*Instructions for the task*
The records below must be reproduced exactly. Strip out the pictures.

--- Available data Enclosed Below ---

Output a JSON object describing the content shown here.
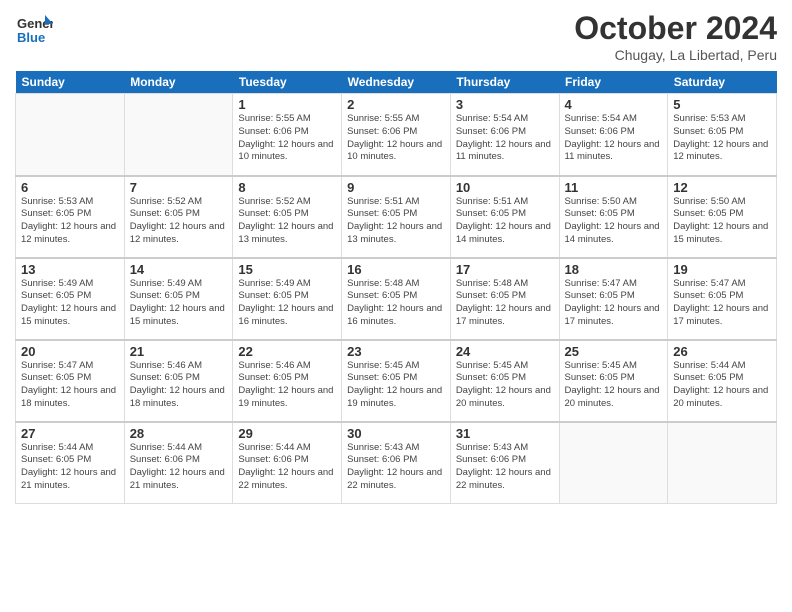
{
  "header": {
    "logo_general": "General",
    "logo_blue": "Blue",
    "month_year": "October 2024",
    "location": "Chugay, La Libertad, Peru"
  },
  "weekdays": [
    "Sunday",
    "Monday",
    "Tuesday",
    "Wednesday",
    "Thursday",
    "Friday",
    "Saturday"
  ],
  "weeks": [
    [
      null,
      null,
      {
        "day": "1",
        "sunrise": "Sunrise: 5:55 AM",
        "sunset": "Sunset: 6:06 PM",
        "daylight": "Daylight: 12 hours and 10 minutes."
      },
      {
        "day": "2",
        "sunrise": "Sunrise: 5:55 AM",
        "sunset": "Sunset: 6:06 PM",
        "daylight": "Daylight: 12 hours and 10 minutes."
      },
      {
        "day": "3",
        "sunrise": "Sunrise: 5:54 AM",
        "sunset": "Sunset: 6:06 PM",
        "daylight": "Daylight: 12 hours and 11 minutes."
      },
      {
        "day": "4",
        "sunrise": "Sunrise: 5:54 AM",
        "sunset": "Sunset: 6:06 PM",
        "daylight": "Daylight: 12 hours and 11 minutes."
      },
      {
        "day": "5",
        "sunrise": "Sunrise: 5:53 AM",
        "sunset": "Sunset: 6:05 PM",
        "daylight": "Daylight: 12 hours and 12 minutes."
      }
    ],
    [
      {
        "day": "6",
        "sunrise": "Sunrise: 5:53 AM",
        "sunset": "Sunset: 6:05 PM",
        "daylight": "Daylight: 12 hours and 12 minutes."
      },
      {
        "day": "7",
        "sunrise": "Sunrise: 5:52 AM",
        "sunset": "Sunset: 6:05 PM",
        "daylight": "Daylight: 12 hours and 12 minutes."
      },
      {
        "day": "8",
        "sunrise": "Sunrise: 5:52 AM",
        "sunset": "Sunset: 6:05 PM",
        "daylight": "Daylight: 12 hours and 13 minutes."
      },
      {
        "day": "9",
        "sunrise": "Sunrise: 5:51 AM",
        "sunset": "Sunset: 6:05 PM",
        "daylight": "Daylight: 12 hours and 13 minutes."
      },
      {
        "day": "10",
        "sunrise": "Sunrise: 5:51 AM",
        "sunset": "Sunset: 6:05 PM",
        "daylight": "Daylight: 12 hours and 14 minutes."
      },
      {
        "day": "11",
        "sunrise": "Sunrise: 5:50 AM",
        "sunset": "Sunset: 6:05 PM",
        "daylight": "Daylight: 12 hours and 14 minutes."
      },
      {
        "day": "12",
        "sunrise": "Sunrise: 5:50 AM",
        "sunset": "Sunset: 6:05 PM",
        "daylight": "Daylight: 12 hours and 15 minutes."
      }
    ],
    [
      {
        "day": "13",
        "sunrise": "Sunrise: 5:49 AM",
        "sunset": "Sunset: 6:05 PM",
        "daylight": "Daylight: 12 hours and 15 minutes."
      },
      {
        "day": "14",
        "sunrise": "Sunrise: 5:49 AM",
        "sunset": "Sunset: 6:05 PM",
        "daylight": "Daylight: 12 hours and 15 minutes."
      },
      {
        "day": "15",
        "sunrise": "Sunrise: 5:49 AM",
        "sunset": "Sunset: 6:05 PM",
        "daylight": "Daylight: 12 hours and 16 minutes."
      },
      {
        "day": "16",
        "sunrise": "Sunrise: 5:48 AM",
        "sunset": "Sunset: 6:05 PM",
        "daylight": "Daylight: 12 hours and 16 minutes."
      },
      {
        "day": "17",
        "sunrise": "Sunrise: 5:48 AM",
        "sunset": "Sunset: 6:05 PM",
        "daylight": "Daylight: 12 hours and 17 minutes."
      },
      {
        "day": "18",
        "sunrise": "Sunrise: 5:47 AM",
        "sunset": "Sunset: 6:05 PM",
        "daylight": "Daylight: 12 hours and 17 minutes."
      },
      {
        "day": "19",
        "sunrise": "Sunrise: 5:47 AM",
        "sunset": "Sunset: 6:05 PM",
        "daylight": "Daylight: 12 hours and 17 minutes."
      }
    ],
    [
      {
        "day": "20",
        "sunrise": "Sunrise: 5:47 AM",
        "sunset": "Sunset: 6:05 PM",
        "daylight": "Daylight: 12 hours and 18 minutes."
      },
      {
        "day": "21",
        "sunrise": "Sunrise: 5:46 AM",
        "sunset": "Sunset: 6:05 PM",
        "daylight": "Daylight: 12 hours and 18 minutes."
      },
      {
        "day": "22",
        "sunrise": "Sunrise: 5:46 AM",
        "sunset": "Sunset: 6:05 PM",
        "daylight": "Daylight: 12 hours and 19 minutes."
      },
      {
        "day": "23",
        "sunrise": "Sunrise: 5:45 AM",
        "sunset": "Sunset: 6:05 PM",
        "daylight": "Daylight: 12 hours and 19 minutes."
      },
      {
        "day": "24",
        "sunrise": "Sunrise: 5:45 AM",
        "sunset": "Sunset: 6:05 PM",
        "daylight": "Daylight: 12 hours and 20 minutes."
      },
      {
        "day": "25",
        "sunrise": "Sunrise: 5:45 AM",
        "sunset": "Sunset: 6:05 PM",
        "daylight": "Daylight: 12 hours and 20 minutes."
      },
      {
        "day": "26",
        "sunrise": "Sunrise: 5:44 AM",
        "sunset": "Sunset: 6:05 PM",
        "daylight": "Daylight: 12 hours and 20 minutes."
      }
    ],
    [
      {
        "day": "27",
        "sunrise": "Sunrise: 5:44 AM",
        "sunset": "Sunset: 6:05 PM",
        "daylight": "Daylight: 12 hours and 21 minutes."
      },
      {
        "day": "28",
        "sunrise": "Sunrise: 5:44 AM",
        "sunset": "Sunset: 6:06 PM",
        "daylight": "Daylight: 12 hours and 21 minutes."
      },
      {
        "day": "29",
        "sunrise": "Sunrise: 5:44 AM",
        "sunset": "Sunset: 6:06 PM",
        "daylight": "Daylight: 12 hours and 22 minutes."
      },
      {
        "day": "30",
        "sunrise": "Sunrise: 5:43 AM",
        "sunset": "Sunset: 6:06 PM",
        "daylight": "Daylight: 12 hours and 22 minutes."
      },
      {
        "day": "31",
        "sunrise": "Sunrise: 5:43 AM",
        "sunset": "Sunset: 6:06 PM",
        "daylight": "Daylight: 12 hours and 22 minutes."
      },
      null,
      null
    ]
  ]
}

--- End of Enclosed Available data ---

*Completed task*
Output a JSON object describing the content shown here.
{
  "header": {
    "logo_general": "General",
    "logo_blue": "Blue",
    "month_year": "October 2024",
    "location": "Chugay, La Libertad, Peru"
  },
  "weekdays": [
    "Sunday",
    "Monday",
    "Tuesday",
    "Wednesday",
    "Thursday",
    "Friday",
    "Saturday"
  ],
  "weeks": [
    [
      null,
      null,
      {
        "day": "1",
        "sunrise": "Sunrise: 5:55 AM",
        "sunset": "Sunset: 6:06 PM",
        "daylight": "Daylight: 12 hours and 10 minutes."
      },
      {
        "day": "2",
        "sunrise": "Sunrise: 5:55 AM",
        "sunset": "Sunset: 6:06 PM",
        "daylight": "Daylight: 12 hours and 10 minutes."
      },
      {
        "day": "3",
        "sunrise": "Sunrise: 5:54 AM",
        "sunset": "Sunset: 6:06 PM",
        "daylight": "Daylight: 12 hours and 11 minutes."
      },
      {
        "day": "4",
        "sunrise": "Sunrise: 5:54 AM",
        "sunset": "Sunset: 6:06 PM",
        "daylight": "Daylight: 12 hours and 11 minutes."
      },
      {
        "day": "5",
        "sunrise": "Sunrise: 5:53 AM",
        "sunset": "Sunset: 6:05 PM",
        "daylight": "Daylight: 12 hours and 12 minutes."
      }
    ],
    [
      {
        "day": "6",
        "sunrise": "Sunrise: 5:53 AM",
        "sunset": "Sunset: 6:05 PM",
        "daylight": "Daylight: 12 hours and 12 minutes."
      },
      {
        "day": "7",
        "sunrise": "Sunrise: 5:52 AM",
        "sunset": "Sunset: 6:05 PM",
        "daylight": "Daylight: 12 hours and 12 minutes."
      },
      {
        "day": "8",
        "sunrise": "Sunrise: 5:52 AM",
        "sunset": "Sunset: 6:05 PM",
        "daylight": "Daylight: 12 hours and 13 minutes."
      },
      {
        "day": "9",
        "sunrise": "Sunrise: 5:51 AM",
        "sunset": "Sunset: 6:05 PM",
        "daylight": "Daylight: 12 hours and 13 minutes."
      },
      {
        "day": "10",
        "sunrise": "Sunrise: 5:51 AM",
        "sunset": "Sunset: 6:05 PM",
        "daylight": "Daylight: 12 hours and 14 minutes."
      },
      {
        "day": "11",
        "sunrise": "Sunrise: 5:50 AM",
        "sunset": "Sunset: 6:05 PM",
        "daylight": "Daylight: 12 hours and 14 minutes."
      },
      {
        "day": "12",
        "sunrise": "Sunrise: 5:50 AM",
        "sunset": "Sunset: 6:05 PM",
        "daylight": "Daylight: 12 hours and 15 minutes."
      }
    ],
    [
      {
        "day": "13",
        "sunrise": "Sunrise: 5:49 AM",
        "sunset": "Sunset: 6:05 PM",
        "daylight": "Daylight: 12 hours and 15 minutes."
      },
      {
        "day": "14",
        "sunrise": "Sunrise: 5:49 AM",
        "sunset": "Sunset: 6:05 PM",
        "daylight": "Daylight: 12 hours and 15 minutes."
      },
      {
        "day": "15",
        "sunrise": "Sunrise: 5:49 AM",
        "sunset": "Sunset: 6:05 PM",
        "daylight": "Daylight: 12 hours and 16 minutes."
      },
      {
        "day": "16",
        "sunrise": "Sunrise: 5:48 AM",
        "sunset": "Sunset: 6:05 PM",
        "daylight": "Daylight: 12 hours and 16 minutes."
      },
      {
        "day": "17",
        "sunrise": "Sunrise: 5:48 AM",
        "sunset": "Sunset: 6:05 PM",
        "daylight": "Daylight: 12 hours and 17 minutes."
      },
      {
        "day": "18",
        "sunrise": "Sunrise: 5:47 AM",
        "sunset": "Sunset: 6:05 PM",
        "daylight": "Daylight: 12 hours and 17 minutes."
      },
      {
        "day": "19",
        "sunrise": "Sunrise: 5:47 AM",
        "sunset": "Sunset: 6:05 PM",
        "daylight": "Daylight: 12 hours and 17 minutes."
      }
    ],
    [
      {
        "day": "20",
        "sunrise": "Sunrise: 5:47 AM",
        "sunset": "Sunset: 6:05 PM",
        "daylight": "Daylight: 12 hours and 18 minutes."
      },
      {
        "day": "21",
        "sunrise": "Sunrise: 5:46 AM",
        "sunset": "Sunset: 6:05 PM",
        "daylight": "Daylight: 12 hours and 18 minutes."
      },
      {
        "day": "22",
        "sunrise": "Sunrise: 5:46 AM",
        "sunset": "Sunset: 6:05 PM",
        "daylight": "Daylight: 12 hours and 19 minutes."
      },
      {
        "day": "23",
        "sunrise": "Sunrise: 5:45 AM",
        "sunset": "Sunset: 6:05 PM",
        "daylight": "Daylight: 12 hours and 19 minutes."
      },
      {
        "day": "24",
        "sunrise": "Sunrise: 5:45 AM",
        "sunset": "Sunset: 6:05 PM",
        "daylight": "Daylight: 12 hours and 20 minutes."
      },
      {
        "day": "25",
        "sunrise": "Sunrise: 5:45 AM",
        "sunset": "Sunset: 6:05 PM",
        "daylight": "Daylight: 12 hours and 20 minutes."
      },
      {
        "day": "26",
        "sunrise": "Sunrise: 5:44 AM",
        "sunset": "Sunset: 6:05 PM",
        "daylight": "Daylight: 12 hours and 20 minutes."
      }
    ],
    [
      {
        "day": "27",
        "sunrise": "Sunrise: 5:44 AM",
        "sunset": "Sunset: 6:05 PM",
        "daylight": "Daylight: 12 hours and 21 minutes."
      },
      {
        "day": "28",
        "sunrise": "Sunrise: 5:44 AM",
        "sunset": "Sunset: 6:06 PM",
        "daylight": "Daylight: 12 hours and 21 minutes."
      },
      {
        "day": "29",
        "sunrise": "Sunrise: 5:44 AM",
        "sunset": "Sunset: 6:06 PM",
        "daylight": "Daylight: 12 hours and 22 minutes."
      },
      {
        "day": "30",
        "sunrise": "Sunrise: 5:43 AM",
        "sunset": "Sunset: 6:06 PM",
        "daylight": "Daylight: 12 hours and 22 minutes."
      },
      {
        "day": "31",
        "sunrise": "Sunrise: 5:43 AM",
        "sunset": "Sunset: 6:06 PM",
        "daylight": "Daylight: 12 hours and 22 minutes."
      },
      null,
      null
    ]
  ]
}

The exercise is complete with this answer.